Baja California norte

Two terminals for Tijuana – old and new. Old downtown terminal at Calle Comercio and Avenida Madero that serves local bus lines. The Central Bus Terminal (Central de Autobuses), with all the bells and whistles you would expect, is located at the corner of Lazaro Cardenas and Alamar.


ABC covers the entire Peninsula. You can take the red eye from Tijuana and arrive in Cabo San Lucas in approximately 24 hours. Cost is approximately $170 USD. All first-class buses are comfortably air-conditioned, have bathrooms (bring your own TP just in case), multiple ceiling-mounted T.V. screens for videos (often in English, once we had one in French… go figure) and reclinable seating.

From the U.S., tourists or North American escapees can tap into the entire system at the main Greyhound bus terminal in downtown San Diego and ride across the border into Tijuana.

Hot Tip: Planning a bus trip? Buy Dramamine, even if you have never taken an aspirin in your life. This goes triple if traveling with children. Also, even in the heat of summer bring a blanket. It is not uncommon for air-conditioning to be set on high and left there even as icicles form on the windows.

In summary, it is hard to know what to expect from one bus terminal to the next. Some have snacks and drinks available only, others a selection of these plus sandwiches and magazines as well as tourist trinkets. Then you stop through Los Barriles expecting a cold soda, and find a brick shell of a building with no amenities, only a primitive baño outback. Each town is different, plan ahead accordingly.

As well, bus drivers may stop for a few minutes at a snack kiosk when on a long stretch, but often times he or she will cruise straight through to the next scheduled stop. Unpredictability seems to be law in Baja.

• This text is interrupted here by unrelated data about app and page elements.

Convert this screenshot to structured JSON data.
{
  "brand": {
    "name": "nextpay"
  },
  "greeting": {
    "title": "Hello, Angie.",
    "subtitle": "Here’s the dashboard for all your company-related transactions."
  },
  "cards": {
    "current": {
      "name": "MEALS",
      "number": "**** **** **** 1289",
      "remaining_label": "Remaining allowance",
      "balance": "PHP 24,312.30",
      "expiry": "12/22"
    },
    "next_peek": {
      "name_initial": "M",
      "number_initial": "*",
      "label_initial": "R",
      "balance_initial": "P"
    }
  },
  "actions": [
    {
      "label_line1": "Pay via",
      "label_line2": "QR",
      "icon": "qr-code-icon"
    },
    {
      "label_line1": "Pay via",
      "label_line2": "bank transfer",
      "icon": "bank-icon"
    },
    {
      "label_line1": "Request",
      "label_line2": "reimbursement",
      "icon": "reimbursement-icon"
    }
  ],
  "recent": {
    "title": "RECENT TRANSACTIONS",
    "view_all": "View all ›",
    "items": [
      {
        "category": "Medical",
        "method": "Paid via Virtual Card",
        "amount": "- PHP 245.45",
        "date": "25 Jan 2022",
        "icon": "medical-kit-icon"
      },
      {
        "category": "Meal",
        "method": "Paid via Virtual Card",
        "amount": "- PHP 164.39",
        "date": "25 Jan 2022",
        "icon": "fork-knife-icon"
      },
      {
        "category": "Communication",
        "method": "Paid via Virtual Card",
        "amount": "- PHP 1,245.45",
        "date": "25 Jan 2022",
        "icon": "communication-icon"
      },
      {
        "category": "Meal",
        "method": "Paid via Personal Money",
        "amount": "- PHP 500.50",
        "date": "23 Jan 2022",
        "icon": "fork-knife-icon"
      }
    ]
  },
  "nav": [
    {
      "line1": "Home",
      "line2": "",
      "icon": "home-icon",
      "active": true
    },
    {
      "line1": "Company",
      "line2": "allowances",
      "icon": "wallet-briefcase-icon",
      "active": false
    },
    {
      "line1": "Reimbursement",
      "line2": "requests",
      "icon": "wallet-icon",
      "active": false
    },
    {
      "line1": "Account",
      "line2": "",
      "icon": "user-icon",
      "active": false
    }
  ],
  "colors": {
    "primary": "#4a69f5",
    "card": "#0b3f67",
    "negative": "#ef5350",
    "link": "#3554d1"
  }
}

Molly
Author of Viva La Baja! Relocation & Real Estate Guide